– Rutger Bregman — Journalist and author of “Utopia for Realists: The Case for a Universal Basic Income, Open Borders and a 15-hour Workweek” thinks that if basic income were accomplished by the government printing money, that situation would definitely lead to inflation. But no inflation fears would be attached to a taxation process;

– Kathi Weeks — Marxist, feminist scholar, associate professor of women’s studies at Duke University in North Carolina, and author of “The Problem with Work: Feminism, Marxism, Antiwork Politics, and Postwork Imaginaries” believes that wage-work is not the only meaningful activity. She points to pre-industrial society as a good example of when wage-work took a backseat to the value of non-paid work;

– Evelyn Forget — Economist and professor in the Department of Community Health Sciences at the University of Manitoba and academic director of the Manitoba Research Data Centre, who first reported the “mincome” data. Forget argues that “mincome” made it possible for single mothers to get off welfare and proudly have a profession.


A second podcast will be available that discusses whether universal basic income is the end of capitalism or not.

More information at:

Podcast: Universal Basic Income – An Idea Whose Time Has Come




BRAGA, PORTUGAL: Philosophy of Work conference (Jul 13-15)

BRAGA, PORTUGAL: Philosophy of Work conference (Jul 13-15)

The University of Minho’s 2017 Summer School in Political Philosophy & Public Policy, which has been scheduled for July 13-15, will center on the theme “Philosophical Ideas for a Brave New World of Work”. As stated in the official event description, “In this summer school we will discuss insights emerging from philosophical reflection on the changing nature of work and think about normative principles guiding the future organization and allocation of work and its benefits and burdens.”

While the event is not a basic income conference per se, its theme is likely to interest many basic income supporters, given the tight connection between contemporary basic income movements and concerns about automation, trends toward precarious employment arrangements, and other changes in the nature of work. Furthermore, interested participants may submit proposals related to basic income, provided that the submission is relevant to the philosophy of work.

The Summer School’s keynote speakers will be Ruth Yeoman (Research Fellow at Oxford) and Lucas Stanczyk (currently research fellow at Brown University, joining the faculty of philosophy at Harvard University in 2017). Yeoman will address questions such as “What is work?

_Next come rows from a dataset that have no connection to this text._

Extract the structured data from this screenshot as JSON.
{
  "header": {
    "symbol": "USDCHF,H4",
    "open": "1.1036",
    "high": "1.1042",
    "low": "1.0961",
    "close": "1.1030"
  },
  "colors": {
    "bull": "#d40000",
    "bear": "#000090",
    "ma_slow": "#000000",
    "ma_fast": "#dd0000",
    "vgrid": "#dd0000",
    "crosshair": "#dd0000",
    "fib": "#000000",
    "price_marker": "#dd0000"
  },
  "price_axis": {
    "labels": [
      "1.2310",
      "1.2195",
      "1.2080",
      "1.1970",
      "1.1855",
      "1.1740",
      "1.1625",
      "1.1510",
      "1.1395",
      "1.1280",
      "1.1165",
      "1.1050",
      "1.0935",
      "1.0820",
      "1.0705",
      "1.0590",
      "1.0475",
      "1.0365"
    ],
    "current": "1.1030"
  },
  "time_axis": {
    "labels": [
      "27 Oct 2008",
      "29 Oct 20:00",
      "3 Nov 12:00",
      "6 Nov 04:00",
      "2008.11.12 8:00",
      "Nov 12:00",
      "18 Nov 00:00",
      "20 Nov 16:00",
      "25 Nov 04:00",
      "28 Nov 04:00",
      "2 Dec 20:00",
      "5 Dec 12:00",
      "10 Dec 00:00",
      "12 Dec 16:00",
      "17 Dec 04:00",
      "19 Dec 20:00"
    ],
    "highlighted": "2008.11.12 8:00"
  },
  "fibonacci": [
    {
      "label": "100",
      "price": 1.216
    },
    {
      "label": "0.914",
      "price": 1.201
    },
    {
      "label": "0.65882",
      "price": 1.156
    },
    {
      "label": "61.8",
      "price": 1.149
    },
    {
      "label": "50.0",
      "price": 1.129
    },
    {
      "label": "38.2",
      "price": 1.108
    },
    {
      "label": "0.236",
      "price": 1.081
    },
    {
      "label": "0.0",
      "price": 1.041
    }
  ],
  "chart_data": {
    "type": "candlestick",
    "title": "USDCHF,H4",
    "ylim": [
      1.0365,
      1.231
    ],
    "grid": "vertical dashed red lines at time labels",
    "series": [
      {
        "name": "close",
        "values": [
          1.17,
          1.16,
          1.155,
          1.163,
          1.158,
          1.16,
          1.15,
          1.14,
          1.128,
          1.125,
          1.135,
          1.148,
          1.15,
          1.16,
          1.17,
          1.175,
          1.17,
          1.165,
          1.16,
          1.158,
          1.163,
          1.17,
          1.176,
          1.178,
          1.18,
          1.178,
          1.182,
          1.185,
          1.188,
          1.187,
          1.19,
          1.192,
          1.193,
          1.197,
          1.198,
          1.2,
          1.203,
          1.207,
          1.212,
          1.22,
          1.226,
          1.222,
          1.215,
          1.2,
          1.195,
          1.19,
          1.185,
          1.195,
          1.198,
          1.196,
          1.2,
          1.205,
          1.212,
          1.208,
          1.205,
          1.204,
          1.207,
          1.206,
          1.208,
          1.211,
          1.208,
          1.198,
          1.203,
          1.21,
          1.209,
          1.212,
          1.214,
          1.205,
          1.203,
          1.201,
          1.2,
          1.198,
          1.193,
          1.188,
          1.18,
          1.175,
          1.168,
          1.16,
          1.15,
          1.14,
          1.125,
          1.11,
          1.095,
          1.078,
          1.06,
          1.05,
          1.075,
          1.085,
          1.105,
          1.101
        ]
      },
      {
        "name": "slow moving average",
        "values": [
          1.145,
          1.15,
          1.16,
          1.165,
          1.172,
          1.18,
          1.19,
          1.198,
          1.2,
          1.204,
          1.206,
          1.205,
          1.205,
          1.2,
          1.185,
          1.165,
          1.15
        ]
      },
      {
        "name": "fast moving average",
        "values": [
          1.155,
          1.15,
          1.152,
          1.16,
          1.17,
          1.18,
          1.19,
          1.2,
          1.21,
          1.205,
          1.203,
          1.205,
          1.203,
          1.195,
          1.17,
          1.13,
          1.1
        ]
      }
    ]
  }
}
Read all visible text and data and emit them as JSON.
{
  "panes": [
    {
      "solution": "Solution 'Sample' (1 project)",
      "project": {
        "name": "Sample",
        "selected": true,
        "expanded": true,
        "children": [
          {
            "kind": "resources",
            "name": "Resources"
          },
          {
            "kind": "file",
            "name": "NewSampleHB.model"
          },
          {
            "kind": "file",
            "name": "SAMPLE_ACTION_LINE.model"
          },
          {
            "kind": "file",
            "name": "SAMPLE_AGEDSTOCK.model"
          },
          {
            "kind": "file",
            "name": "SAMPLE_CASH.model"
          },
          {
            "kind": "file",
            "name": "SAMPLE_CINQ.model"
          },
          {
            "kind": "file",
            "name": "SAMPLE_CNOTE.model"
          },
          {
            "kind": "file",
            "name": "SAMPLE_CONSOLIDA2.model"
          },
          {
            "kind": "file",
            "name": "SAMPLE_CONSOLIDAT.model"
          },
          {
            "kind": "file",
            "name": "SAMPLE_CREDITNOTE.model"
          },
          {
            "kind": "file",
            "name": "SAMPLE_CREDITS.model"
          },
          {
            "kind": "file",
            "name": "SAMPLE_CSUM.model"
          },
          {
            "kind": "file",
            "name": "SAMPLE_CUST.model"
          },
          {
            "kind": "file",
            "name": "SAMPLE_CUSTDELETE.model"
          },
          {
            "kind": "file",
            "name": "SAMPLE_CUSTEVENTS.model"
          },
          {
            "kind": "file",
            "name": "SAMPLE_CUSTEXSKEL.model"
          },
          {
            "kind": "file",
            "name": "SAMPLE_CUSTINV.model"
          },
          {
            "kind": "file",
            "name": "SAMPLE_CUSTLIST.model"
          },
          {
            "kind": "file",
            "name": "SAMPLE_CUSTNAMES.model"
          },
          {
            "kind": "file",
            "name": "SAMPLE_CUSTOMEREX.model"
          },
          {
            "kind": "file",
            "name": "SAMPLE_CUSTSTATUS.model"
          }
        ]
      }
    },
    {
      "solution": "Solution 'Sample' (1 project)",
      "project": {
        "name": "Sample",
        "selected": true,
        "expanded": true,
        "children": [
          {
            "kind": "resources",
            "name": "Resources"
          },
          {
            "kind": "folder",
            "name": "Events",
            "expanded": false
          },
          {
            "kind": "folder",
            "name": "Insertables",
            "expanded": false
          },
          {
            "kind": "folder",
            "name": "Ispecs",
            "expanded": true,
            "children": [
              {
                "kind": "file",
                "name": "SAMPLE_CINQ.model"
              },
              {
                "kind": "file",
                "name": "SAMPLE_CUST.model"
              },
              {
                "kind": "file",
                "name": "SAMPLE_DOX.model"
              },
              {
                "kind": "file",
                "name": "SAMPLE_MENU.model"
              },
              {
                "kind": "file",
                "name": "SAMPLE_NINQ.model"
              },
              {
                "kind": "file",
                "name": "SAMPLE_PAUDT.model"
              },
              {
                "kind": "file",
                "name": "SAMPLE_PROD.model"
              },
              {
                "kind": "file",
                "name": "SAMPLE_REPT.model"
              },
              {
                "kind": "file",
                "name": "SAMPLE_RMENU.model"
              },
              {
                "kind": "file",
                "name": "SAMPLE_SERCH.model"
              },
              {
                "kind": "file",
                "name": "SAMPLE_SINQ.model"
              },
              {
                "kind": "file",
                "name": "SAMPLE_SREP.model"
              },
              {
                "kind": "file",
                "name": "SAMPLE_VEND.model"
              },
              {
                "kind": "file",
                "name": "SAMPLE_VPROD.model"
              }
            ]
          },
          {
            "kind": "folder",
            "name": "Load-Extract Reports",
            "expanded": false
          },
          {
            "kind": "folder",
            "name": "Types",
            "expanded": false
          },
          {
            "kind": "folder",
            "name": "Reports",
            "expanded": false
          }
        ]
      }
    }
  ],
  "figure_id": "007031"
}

Why is meaningful work important? How can we organize work to promote meaningfulness? Is there a right to meaningful work?” She’ll draw upon her extensive previous scholarship on the topic, such as her 2014 book Meaningful Work and Workplace Democracy. Stanczyk will discuss issues related to the question of how much labor a society can reasonably expect from each individual — the theme of his new manuscript, From Each: A Theory of Productive Justice.

The Minho Summer School has been held annually since 2010, focusing each year on a different topic in the intersection of political theory, philosophy, and public policy. Notably, the 2013 summer school was dedicated to basic income. 

The 2017 conference is being organized by Jurgen De Wispelaere (University of Tampere), James Hickson (University of York), and Roberto Merrill (University of Minho). Both Jurgen and Roberto are key figures in the basic income movement. Jurgen has frequently published on basic income in leading journals, and has delivered many lectures on the topic (including in university courses on basic income). Roberto is a leading spokesperson for the basic income movement in Portugal and is currently coordinating the 2017 BIEN Congress in Lisbon.

For more information about the 2017 Minho Summer School, including information about registration and submitting a proposal (due May 20, 2017), see

Reviewed by Genevieve Shanahan

Working people photo CC BY-ND 2.0 R. Halfpaap